WHAT THIS TASK INVOLVES ::
Check each line of the material below for "into" and copy those where it appears.

RECORDS PROVIDED ::
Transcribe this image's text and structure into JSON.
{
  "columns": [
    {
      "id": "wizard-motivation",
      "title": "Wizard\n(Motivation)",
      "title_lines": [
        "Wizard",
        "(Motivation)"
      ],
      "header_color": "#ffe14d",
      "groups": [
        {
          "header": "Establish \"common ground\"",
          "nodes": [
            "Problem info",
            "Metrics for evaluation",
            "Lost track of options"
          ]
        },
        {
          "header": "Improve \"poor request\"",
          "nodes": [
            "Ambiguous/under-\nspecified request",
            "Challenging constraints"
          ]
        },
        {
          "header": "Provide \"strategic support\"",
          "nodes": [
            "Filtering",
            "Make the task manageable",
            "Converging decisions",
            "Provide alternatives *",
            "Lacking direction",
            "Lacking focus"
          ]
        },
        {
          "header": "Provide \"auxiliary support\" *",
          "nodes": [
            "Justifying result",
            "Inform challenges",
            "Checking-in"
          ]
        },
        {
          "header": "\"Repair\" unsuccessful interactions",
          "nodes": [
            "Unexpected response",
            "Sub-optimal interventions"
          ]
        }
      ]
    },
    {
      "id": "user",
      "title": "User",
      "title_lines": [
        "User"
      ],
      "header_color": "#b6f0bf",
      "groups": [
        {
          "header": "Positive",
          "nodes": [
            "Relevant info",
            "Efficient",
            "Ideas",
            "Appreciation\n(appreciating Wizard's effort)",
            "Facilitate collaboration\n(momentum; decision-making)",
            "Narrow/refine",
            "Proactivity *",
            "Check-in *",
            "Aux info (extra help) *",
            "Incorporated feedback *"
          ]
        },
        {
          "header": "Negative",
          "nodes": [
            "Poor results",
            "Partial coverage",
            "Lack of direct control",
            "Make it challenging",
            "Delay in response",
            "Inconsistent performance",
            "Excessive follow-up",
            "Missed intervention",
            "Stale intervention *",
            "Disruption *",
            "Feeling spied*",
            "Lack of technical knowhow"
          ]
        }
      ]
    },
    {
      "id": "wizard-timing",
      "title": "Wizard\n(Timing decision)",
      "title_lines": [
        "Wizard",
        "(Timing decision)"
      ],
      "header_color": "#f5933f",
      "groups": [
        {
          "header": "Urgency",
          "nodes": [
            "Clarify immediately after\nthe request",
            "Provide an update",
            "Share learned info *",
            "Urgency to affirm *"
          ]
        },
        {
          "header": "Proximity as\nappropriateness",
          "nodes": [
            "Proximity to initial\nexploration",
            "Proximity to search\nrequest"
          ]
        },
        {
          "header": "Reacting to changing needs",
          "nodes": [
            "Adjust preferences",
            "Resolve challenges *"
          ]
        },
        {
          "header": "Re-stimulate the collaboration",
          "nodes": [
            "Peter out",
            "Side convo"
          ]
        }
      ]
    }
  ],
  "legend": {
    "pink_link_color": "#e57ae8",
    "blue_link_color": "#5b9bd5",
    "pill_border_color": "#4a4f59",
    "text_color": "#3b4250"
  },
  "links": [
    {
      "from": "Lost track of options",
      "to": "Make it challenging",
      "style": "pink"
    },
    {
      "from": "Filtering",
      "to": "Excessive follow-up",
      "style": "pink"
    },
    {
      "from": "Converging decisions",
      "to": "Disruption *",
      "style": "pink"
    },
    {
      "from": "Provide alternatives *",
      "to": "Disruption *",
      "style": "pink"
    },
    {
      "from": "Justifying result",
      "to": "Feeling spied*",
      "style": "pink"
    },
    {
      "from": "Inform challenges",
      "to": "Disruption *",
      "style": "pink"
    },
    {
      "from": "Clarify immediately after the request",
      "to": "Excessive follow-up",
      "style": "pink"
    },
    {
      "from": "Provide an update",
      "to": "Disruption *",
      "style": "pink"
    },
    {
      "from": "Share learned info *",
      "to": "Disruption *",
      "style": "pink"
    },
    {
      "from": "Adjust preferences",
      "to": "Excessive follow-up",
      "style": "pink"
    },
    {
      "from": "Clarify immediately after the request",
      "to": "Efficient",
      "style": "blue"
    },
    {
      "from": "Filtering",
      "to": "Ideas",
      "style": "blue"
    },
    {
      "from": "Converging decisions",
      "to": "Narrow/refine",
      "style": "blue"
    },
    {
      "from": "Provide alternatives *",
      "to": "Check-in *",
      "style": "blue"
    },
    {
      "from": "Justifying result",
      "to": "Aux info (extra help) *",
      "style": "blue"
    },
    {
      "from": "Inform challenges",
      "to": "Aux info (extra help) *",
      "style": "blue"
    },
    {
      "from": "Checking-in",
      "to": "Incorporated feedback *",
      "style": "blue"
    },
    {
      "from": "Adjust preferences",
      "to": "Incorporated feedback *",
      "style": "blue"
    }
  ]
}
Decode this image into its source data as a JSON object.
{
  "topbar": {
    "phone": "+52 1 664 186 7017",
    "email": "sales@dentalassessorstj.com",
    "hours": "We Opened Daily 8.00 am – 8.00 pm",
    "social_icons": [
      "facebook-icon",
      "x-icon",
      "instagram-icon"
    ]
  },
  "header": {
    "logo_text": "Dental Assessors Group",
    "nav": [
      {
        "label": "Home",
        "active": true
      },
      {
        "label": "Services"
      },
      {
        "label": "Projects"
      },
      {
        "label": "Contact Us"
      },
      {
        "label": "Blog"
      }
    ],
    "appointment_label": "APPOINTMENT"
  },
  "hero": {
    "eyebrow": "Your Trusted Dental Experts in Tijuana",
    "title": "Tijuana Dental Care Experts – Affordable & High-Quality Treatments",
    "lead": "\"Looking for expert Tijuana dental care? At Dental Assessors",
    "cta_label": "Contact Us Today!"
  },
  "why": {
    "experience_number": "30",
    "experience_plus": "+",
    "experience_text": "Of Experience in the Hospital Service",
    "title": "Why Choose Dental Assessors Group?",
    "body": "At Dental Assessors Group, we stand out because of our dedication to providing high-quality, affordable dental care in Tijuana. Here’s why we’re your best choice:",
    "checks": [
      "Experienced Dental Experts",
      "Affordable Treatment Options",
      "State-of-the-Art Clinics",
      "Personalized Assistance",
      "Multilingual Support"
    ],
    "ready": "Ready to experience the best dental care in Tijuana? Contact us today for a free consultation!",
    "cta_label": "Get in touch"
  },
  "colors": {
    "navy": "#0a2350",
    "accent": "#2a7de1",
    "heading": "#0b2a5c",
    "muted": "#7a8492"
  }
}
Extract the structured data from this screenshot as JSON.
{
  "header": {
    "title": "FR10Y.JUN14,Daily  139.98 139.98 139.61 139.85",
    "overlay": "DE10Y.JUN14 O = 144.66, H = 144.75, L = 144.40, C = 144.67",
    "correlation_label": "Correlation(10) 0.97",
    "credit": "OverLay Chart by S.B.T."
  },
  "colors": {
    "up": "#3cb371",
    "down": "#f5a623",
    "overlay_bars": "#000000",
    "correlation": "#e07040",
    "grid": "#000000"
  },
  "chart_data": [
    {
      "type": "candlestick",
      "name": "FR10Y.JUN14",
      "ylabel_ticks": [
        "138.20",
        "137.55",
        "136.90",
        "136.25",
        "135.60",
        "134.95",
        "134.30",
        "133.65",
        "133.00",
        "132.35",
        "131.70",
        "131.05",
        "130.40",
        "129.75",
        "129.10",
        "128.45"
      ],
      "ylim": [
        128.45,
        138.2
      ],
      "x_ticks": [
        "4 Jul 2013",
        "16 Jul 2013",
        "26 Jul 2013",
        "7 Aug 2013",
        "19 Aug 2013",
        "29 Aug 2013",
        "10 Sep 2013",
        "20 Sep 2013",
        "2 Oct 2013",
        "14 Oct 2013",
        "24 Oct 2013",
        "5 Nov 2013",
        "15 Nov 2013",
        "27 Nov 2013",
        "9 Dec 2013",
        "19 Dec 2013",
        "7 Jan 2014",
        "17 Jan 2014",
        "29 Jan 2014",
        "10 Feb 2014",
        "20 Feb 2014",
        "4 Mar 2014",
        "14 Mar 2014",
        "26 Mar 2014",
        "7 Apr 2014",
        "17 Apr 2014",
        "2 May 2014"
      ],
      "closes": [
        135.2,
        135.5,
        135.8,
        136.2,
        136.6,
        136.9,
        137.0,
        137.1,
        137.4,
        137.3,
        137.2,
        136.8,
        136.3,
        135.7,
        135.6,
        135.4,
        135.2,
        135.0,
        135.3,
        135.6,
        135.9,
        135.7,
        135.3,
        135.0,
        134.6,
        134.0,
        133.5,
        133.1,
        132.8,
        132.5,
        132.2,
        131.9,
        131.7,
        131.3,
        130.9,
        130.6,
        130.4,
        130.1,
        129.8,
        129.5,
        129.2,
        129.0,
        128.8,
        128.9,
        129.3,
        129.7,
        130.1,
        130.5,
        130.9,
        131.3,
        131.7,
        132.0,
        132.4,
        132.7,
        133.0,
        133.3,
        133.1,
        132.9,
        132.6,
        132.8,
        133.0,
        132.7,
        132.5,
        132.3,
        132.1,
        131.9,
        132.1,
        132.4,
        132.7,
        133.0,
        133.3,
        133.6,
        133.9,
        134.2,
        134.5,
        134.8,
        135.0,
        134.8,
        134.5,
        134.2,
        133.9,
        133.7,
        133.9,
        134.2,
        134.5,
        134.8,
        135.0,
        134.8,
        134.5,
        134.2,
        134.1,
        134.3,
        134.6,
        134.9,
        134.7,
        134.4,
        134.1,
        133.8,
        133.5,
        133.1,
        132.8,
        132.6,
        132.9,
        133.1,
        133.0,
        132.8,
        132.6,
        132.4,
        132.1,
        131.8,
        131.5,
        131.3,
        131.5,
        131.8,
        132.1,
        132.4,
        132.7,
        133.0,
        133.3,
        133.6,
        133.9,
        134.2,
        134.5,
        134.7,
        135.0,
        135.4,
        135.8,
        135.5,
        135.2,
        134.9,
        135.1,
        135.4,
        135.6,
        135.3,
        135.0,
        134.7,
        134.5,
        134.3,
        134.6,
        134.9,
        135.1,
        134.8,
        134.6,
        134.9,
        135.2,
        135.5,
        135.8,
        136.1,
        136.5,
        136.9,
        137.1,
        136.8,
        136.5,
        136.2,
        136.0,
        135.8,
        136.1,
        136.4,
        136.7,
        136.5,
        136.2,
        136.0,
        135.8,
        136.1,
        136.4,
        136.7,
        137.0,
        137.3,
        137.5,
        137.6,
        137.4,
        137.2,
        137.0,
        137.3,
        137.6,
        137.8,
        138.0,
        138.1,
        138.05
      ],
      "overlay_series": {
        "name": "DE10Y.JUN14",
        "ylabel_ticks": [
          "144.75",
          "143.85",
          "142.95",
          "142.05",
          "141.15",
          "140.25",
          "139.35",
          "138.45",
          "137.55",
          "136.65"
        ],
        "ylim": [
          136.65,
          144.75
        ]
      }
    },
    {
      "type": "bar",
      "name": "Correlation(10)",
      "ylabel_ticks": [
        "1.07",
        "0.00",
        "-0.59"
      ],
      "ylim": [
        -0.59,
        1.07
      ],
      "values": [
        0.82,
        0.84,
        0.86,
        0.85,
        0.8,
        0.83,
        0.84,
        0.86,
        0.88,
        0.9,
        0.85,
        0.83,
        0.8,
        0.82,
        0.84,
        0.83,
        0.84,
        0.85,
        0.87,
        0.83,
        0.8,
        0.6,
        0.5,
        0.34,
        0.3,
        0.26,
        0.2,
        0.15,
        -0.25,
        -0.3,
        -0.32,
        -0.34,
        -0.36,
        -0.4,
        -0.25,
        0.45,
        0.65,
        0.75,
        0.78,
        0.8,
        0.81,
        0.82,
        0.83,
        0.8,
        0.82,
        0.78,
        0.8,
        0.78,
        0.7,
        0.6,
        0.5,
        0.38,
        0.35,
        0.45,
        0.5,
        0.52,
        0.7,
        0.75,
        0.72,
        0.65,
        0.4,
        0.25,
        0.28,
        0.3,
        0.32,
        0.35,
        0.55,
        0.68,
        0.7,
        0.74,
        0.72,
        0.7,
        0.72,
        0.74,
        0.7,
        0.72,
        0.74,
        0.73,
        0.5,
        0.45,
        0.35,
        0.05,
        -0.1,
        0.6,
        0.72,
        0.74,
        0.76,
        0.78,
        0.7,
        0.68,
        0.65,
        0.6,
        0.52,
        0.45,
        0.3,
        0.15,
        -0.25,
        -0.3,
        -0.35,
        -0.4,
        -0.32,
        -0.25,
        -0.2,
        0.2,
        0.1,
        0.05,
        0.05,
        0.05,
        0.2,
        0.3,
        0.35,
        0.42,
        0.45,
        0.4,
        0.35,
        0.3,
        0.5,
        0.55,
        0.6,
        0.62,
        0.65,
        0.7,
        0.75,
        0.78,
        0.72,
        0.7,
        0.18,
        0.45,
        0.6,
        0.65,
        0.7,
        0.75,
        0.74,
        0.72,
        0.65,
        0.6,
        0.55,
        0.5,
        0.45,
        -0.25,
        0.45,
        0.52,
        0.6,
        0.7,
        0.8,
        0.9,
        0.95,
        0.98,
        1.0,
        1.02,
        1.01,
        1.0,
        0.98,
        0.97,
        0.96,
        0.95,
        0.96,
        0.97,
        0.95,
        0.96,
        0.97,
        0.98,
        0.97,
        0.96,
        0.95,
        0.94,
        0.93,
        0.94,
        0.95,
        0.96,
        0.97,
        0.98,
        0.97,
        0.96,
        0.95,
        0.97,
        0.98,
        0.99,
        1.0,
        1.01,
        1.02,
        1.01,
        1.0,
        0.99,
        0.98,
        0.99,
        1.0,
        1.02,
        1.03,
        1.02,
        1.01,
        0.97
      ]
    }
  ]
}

EXERCISE RESPONSE ::
Transcribe this image's text and structure into JSON.
Decode this image into its source data as a JSON object.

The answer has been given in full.